  • 6.EE.A.1

  • 8.EE.A.3

Number and Operations in Base Ten
  • 5.NBT.B.5

  • 5.NBT.B.6

  • 5.NBT.B.7

Standards for Mathematical Practice

  • CCSS.MATH.PRACTICE.MP1 — Make sense of problems and persevere in solving them.

  • CCSS.MATH.PRACTICE.MP2 — Reason abstractly and quantitatively.

  • CCSS.MATH.PRACTICE.MP3 — Construct viable arguments and critique the reasoning of others.

  • CCSS.MATH.PRACTICE.MP4 — Model with mathematics.

  • CCSS.MATH.PRACTICE.MP5 — Use appropriate tools strategically.

  • CCSS.MATH.PRACTICE.MP6 — Attend to precision.

  • CCSS.MATH.PRACTICE.MP7 — Look for and make use of structure.

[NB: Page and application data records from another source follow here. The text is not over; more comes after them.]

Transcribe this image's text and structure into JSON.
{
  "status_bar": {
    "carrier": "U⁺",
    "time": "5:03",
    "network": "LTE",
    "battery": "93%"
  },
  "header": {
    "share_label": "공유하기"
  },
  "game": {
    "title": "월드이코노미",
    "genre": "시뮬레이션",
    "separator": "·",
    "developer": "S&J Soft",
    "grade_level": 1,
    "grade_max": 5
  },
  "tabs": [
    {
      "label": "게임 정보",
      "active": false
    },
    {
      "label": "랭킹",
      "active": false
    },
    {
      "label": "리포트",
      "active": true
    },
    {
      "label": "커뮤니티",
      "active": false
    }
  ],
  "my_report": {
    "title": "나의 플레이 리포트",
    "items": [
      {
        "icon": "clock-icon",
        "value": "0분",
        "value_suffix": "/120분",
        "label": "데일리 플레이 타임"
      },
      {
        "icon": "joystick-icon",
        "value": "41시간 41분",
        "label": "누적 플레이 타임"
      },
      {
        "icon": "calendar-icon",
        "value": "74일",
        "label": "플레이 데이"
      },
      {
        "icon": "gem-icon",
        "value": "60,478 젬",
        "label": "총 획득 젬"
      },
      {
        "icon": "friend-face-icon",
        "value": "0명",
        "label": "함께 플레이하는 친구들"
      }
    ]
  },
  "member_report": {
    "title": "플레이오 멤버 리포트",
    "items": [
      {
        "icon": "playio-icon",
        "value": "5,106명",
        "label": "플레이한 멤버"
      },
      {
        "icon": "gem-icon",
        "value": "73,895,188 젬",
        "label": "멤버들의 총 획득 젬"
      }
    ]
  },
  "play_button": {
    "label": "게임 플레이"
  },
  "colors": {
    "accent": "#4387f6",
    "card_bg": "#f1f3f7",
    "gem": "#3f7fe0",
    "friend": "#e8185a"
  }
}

  • CCSS.MATH.PRACTICE.MP8 — Look for and express regularity in repeated reasoning.